─── INFORMATION ───

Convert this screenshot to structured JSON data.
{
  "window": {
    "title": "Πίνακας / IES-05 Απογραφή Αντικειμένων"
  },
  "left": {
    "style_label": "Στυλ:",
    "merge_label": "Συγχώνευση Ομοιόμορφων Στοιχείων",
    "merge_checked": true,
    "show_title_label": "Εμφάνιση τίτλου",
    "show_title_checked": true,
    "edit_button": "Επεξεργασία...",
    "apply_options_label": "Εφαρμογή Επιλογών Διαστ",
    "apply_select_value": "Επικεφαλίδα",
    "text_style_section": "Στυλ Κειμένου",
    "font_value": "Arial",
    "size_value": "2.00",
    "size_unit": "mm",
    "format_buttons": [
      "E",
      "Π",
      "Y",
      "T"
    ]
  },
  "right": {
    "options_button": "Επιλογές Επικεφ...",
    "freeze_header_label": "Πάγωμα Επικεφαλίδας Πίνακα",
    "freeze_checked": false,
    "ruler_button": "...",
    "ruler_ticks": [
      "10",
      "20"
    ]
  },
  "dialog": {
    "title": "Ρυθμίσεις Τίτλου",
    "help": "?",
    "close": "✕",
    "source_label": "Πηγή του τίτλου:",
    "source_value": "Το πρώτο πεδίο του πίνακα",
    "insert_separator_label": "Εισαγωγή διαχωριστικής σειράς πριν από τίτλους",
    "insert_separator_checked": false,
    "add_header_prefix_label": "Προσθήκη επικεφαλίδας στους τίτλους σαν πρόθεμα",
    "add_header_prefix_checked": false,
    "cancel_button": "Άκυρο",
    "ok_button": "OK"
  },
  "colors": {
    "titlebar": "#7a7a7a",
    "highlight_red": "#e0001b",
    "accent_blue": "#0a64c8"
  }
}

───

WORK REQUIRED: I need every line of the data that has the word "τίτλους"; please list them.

RESULT OF THE TASK:
    "insert_separator_label": "Εισαγωγή διαχωριστικής σειράς πριν από τίτλους",
    "add_header_prefix_label": "Προσθήκη επικεφαλίδας στους τίτλους σαν πρόθεμα",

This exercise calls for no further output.